SILVERHILL – Less than a week after Gov. Kay Ivey ordered all restaurants in Alabama to stop serving meals in dining rooms, the response has been different for eating establishments around Baldwin County.

Some have continued offering take-out service, some have shut down temporarily. Some have cut staff and some are still keeping all employees working. All are taking financial losses.

Ivey prohibited gatherings in restaurants and bars until at least April 5 in an effort to restrict the spread of the coronavirus.

At Café Acadiana in Silverhill, owner Gerald Ardoin worked with an employee to move shelves in a storage area on Tuesday. He said he plans to keep all his workers employed even though it might mean assigning them other jobs, such as cleaning a warehouse.
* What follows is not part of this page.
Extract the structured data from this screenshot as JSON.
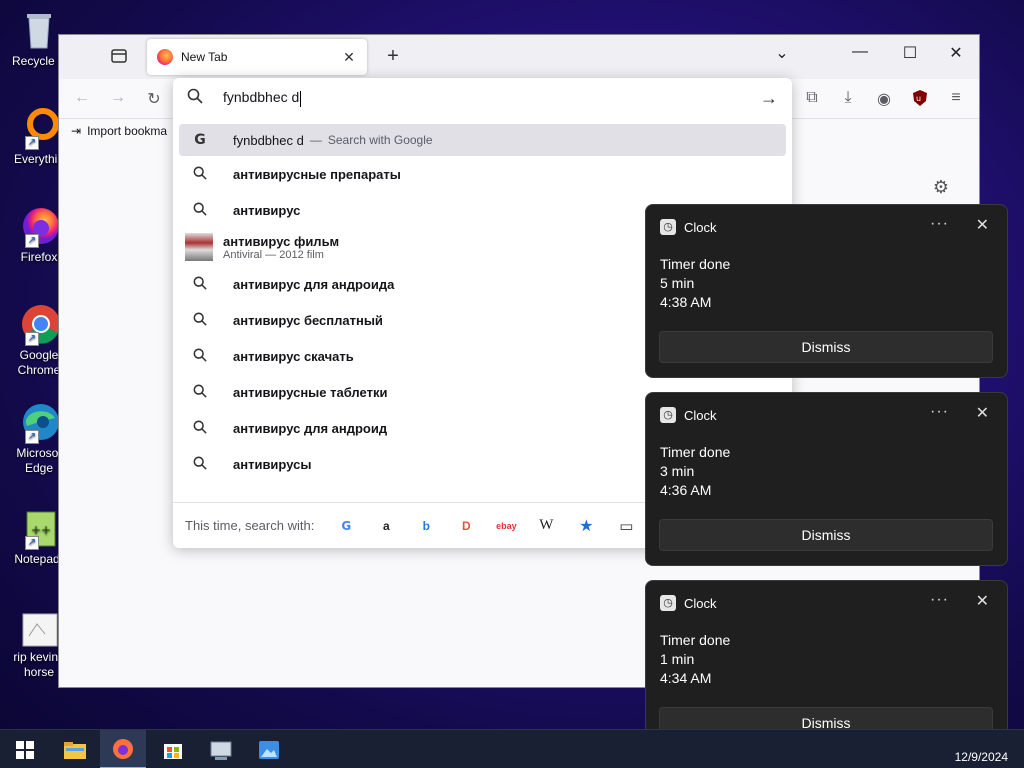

“We’re making it work,” Ardoin said. “It’s certainly the strangest times that we’ve ever seen. We have a contingency fund that we prepared for a hurricane or a tree falling on the building or something catastrophic that would put me out of business for a few weeks, we have a contingency fund for that to take care of our employees. Now, we’re in it.
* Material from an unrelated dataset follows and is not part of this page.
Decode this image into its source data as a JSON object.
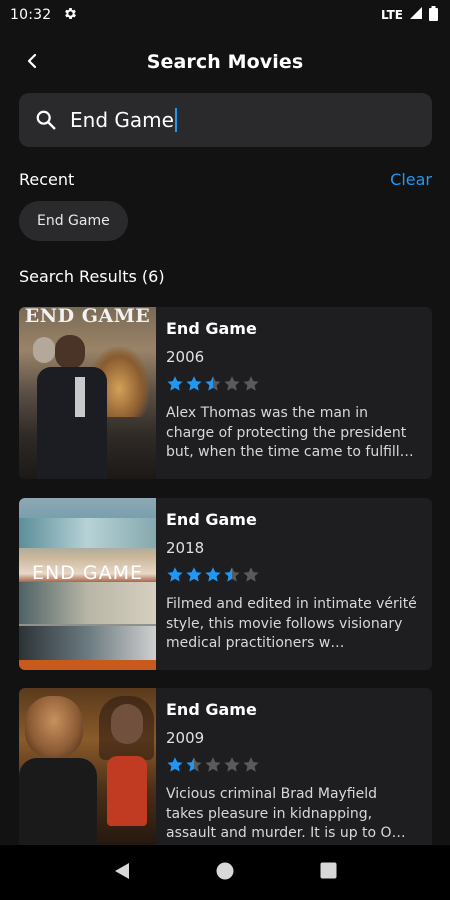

He said that, so far, his take-out business is about 60 percent of what he would serve on a typical week. He credited loyal customers for turning out and helping support his and other restaurants. Ardoin also said staffers reported that tips were higher than usual from customers trying to help out.

Even so, he said that he will lose $1,500 to $2,000 a week keeping the restaurant open.
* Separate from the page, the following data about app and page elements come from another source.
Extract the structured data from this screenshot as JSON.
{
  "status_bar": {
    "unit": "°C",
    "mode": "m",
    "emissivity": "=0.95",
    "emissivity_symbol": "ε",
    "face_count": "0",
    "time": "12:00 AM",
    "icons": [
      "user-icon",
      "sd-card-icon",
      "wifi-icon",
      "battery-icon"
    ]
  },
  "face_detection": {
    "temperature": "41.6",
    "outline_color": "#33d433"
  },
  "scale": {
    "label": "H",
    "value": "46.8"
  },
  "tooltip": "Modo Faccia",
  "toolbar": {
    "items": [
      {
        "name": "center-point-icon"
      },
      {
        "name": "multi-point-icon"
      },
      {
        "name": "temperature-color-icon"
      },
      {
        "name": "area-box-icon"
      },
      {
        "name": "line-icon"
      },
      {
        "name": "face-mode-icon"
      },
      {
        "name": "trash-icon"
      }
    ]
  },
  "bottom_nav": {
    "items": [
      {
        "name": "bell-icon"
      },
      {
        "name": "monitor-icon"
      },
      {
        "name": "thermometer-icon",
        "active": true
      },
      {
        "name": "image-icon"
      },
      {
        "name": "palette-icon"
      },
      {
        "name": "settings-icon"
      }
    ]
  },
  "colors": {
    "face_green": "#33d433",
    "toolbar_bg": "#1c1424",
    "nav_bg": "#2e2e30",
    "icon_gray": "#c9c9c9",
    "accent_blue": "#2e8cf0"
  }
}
“We can sustain that for a substantial period of time and still survive,” he said and then chuckled. “It’ll break my heart to see that money going away, but that’s business. All of our parents told us to save for a rainy day. This isn’t a rainy day, it’s a stormy day.”

In Daphne, Kravers was also still running. Manager Zach Smith said the restaurant is keeping as many workers as possible, but drive-up business doesn’t employ as many people as are needed for dining inside.

“You might need five, six, eight people in the kitchen, but 30 people serving out front, so it doesn’t work when you’re not dining in,” Smith said.

He said the restaurant is working on options to keep up business. The restaurant, which is known for seafood, is looking at other menu options, such as casseroles, that are suited to being reheated at home. With other people, such as musicians, also put out of work by orders to restrict the size of gatherings, Kravers is also looking at setting up virtual concerts on social media that patrons could support though online donations.

“The owner’s very dedicated to the community and employees,” he said. “We’re going to be hanging in there as long as we can.”

On Fish River, at Big Daddy’s, manager Angi Orlek, said the loss of dine in business forced them to let many employees go in the last week.

“Right now, it’s just me, the owner, Jason Newsom, and a cook,” she said Tuesday. “With no one coming in, we had to let all of our staff go.”

Big Daddy’s will be cutting back operating hours to 11 a.m. to 7 p.m. Thursday through Sunday, she said, until the dining areas can reopen.

She said customers have continued to come in and pick up food, both by car and pulling up to the dock by boat.

“We’ve had a lot of support and that’s what’s helped us,” she said. “We’ll be here as long as we can keep our head above water.”